Ramona Vincent, who describes herself as an independent from Kalispell, says the top issue for her is the influx of new residents and dwindling infrastructure.
“It’s not necessarily the people coming in, but because Montana is a smaller population, a lot of the time we don’t have the money to take care of what we have.”
Mary Siers from Whitefish describes herself as a Democrat and says with so much going on in the world, she thinks it’s important to vote.
“With everything going on, it makes you feel like you kind of want to be a part of it. You want some change. You have to do what you can and this is our only power.”
Carol Lee from the Jewel Basin area says she and her husband are overwhelmed by what feels like nonstop election cycles.
“It’s nonstop, 24/7, every day, it’s politics. We’re from the generation where you’d vote and then you wouldn’t hear about it for another three years.”
Billings, MT - Jess Sheldahl, Yellowstone Public Radio
Billings resident Barbara Williams found the voting process for Tuesday’s primary simple and cast her ballot to support Republican candidates.
“Because I want to try to vote the Democrats out,” Williams says. “And I’m getting my husband’s vote, and my vote, and my kid’s vote.

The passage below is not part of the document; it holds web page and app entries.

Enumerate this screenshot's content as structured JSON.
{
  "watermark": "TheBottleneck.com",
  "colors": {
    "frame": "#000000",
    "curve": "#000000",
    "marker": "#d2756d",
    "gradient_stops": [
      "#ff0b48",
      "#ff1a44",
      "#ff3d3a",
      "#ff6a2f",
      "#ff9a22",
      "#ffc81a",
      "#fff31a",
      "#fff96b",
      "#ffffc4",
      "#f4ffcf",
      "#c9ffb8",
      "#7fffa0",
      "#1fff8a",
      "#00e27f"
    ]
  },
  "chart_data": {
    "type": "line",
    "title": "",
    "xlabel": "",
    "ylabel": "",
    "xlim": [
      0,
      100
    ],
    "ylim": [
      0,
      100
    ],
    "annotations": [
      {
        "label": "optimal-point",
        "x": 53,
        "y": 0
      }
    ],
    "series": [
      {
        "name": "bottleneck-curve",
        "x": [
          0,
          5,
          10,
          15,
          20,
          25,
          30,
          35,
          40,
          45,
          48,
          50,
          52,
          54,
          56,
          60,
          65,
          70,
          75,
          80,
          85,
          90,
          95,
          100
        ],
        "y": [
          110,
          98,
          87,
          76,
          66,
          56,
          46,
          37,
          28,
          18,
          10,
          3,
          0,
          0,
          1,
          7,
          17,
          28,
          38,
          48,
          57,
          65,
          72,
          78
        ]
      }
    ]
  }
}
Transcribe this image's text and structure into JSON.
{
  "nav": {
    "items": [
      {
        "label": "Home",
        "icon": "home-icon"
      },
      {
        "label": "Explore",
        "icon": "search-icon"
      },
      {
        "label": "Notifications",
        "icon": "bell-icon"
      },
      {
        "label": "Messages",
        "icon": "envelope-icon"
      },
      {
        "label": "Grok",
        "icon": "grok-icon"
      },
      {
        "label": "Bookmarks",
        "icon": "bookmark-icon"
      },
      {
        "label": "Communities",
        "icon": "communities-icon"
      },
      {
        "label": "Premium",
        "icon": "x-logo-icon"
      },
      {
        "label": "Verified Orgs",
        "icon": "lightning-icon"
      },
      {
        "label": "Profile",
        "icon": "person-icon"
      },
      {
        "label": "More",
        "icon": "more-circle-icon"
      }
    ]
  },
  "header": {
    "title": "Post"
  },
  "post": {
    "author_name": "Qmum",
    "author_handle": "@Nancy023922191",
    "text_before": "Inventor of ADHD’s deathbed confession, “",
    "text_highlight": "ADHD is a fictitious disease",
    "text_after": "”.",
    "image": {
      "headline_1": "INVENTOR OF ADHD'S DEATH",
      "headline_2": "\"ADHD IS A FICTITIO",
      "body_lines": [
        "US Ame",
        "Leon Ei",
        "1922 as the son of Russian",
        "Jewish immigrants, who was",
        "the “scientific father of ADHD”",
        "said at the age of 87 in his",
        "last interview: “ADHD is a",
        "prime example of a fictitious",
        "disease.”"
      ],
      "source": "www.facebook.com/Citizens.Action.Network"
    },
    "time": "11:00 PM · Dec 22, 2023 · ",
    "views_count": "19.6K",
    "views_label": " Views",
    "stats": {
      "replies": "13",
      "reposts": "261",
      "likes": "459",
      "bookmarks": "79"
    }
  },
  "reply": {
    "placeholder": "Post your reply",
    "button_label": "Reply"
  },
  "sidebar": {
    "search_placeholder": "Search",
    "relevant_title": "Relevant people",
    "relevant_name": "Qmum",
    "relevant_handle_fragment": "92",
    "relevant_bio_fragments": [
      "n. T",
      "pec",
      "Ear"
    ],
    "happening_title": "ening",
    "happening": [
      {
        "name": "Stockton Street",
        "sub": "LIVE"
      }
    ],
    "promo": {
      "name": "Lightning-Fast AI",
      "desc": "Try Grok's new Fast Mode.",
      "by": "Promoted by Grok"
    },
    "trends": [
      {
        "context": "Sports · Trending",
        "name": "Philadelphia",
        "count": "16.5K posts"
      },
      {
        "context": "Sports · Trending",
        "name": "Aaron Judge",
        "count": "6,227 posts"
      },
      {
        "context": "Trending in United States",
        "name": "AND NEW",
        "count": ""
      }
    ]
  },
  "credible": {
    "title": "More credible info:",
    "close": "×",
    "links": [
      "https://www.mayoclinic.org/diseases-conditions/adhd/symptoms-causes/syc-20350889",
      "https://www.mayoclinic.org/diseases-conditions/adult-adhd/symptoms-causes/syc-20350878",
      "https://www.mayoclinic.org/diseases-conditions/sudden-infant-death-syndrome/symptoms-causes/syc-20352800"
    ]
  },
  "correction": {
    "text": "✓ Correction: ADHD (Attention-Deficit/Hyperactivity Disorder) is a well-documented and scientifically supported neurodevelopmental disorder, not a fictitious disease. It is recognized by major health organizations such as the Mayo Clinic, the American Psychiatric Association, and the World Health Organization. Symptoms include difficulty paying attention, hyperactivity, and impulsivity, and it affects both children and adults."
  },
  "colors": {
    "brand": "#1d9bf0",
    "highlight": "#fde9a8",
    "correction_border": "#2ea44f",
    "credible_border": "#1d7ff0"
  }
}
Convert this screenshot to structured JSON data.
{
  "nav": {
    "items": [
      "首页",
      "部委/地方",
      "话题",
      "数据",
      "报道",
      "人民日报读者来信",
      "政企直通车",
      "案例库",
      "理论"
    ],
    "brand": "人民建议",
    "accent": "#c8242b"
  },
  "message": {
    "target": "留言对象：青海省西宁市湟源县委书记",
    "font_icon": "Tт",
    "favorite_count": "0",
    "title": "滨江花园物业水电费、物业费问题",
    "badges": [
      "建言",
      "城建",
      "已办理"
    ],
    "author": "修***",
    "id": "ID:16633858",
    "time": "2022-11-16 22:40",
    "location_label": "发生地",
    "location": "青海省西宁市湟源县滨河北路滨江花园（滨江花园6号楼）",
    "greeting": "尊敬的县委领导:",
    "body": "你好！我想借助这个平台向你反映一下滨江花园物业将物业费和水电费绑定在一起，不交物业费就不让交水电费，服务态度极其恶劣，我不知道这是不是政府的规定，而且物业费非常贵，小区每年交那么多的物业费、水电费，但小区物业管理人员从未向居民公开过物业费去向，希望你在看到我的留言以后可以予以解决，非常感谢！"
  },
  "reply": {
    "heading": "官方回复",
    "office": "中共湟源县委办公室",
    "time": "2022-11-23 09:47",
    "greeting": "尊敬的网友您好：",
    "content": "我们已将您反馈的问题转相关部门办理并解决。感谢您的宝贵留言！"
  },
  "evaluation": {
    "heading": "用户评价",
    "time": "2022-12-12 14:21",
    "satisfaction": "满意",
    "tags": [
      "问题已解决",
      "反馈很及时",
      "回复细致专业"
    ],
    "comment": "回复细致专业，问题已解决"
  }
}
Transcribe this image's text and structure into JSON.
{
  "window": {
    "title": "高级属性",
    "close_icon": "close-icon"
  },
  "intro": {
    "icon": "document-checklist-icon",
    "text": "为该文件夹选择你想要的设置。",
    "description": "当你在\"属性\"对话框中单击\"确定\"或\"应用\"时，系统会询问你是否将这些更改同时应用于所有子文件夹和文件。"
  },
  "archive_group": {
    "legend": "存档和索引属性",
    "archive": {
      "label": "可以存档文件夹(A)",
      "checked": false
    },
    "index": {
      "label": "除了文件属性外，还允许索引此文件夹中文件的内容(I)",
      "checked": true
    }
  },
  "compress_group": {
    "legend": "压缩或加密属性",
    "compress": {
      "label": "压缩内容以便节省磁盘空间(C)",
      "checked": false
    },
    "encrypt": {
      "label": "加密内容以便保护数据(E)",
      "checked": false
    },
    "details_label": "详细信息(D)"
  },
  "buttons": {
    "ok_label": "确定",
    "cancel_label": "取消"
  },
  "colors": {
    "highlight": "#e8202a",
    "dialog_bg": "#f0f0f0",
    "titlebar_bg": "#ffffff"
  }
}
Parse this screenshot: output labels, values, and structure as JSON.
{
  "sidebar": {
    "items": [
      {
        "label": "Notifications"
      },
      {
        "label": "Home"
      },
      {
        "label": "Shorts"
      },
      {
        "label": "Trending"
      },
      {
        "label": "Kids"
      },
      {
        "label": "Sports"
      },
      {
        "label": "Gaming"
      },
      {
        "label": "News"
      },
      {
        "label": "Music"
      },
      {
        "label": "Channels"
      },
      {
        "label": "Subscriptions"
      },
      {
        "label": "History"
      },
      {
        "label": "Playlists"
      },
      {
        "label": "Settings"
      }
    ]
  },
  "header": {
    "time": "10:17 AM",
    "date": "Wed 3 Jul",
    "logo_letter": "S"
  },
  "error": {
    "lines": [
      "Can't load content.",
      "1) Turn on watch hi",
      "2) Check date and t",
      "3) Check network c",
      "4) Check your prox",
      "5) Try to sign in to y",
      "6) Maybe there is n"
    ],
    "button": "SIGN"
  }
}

Anybody [that] can vote is going to vote Republican
Those who registered to vote before noon on Monday have until 8 p.m. Tuesday to turn in their ballots to their local polling place.
Another new voting law requires people to have photo identification when casting a ballot. A few people ran back to their cars to get IDs on Tuesday morning, but election official Lloyd Swords says getting rid of same-day registration has made collecting ballots easier.
“Just from a logistics standpoint, you know, there are so many days in between elections and it’s so easy to get registered to vote. It made it so difficult for that same-day registration.”
Swords said, as of this morning, so far, he hadn’t seen anyone get turned away due to new election laws.
A steady stream of people flowed through the doors of the Montana Pavilion in MetraPark to drop off ballots a few hours after polls opened for Montana's primary election.
Kevin Gillen is a Yellowstone County election official.
"A considerable amount of people have already absentee voted, so this is nice. It's been a little bit more steady than I thought, tell you the truth."
Beside voting for primary candidates to run in the November general election for local, state and federal office, voters in Yellowstone County are deciding whether to continue recreational marijuana operations.
Scott Lund says the recreational marijuana questions drew him to the polls, where he navigated the state's new election laws.
"It went well, it went smooth. I had a little trouble, a little change of address, and it took 'em a few minutes to get it straightened out. Just had to wait a little bit, and it got taken care of. I got to vote."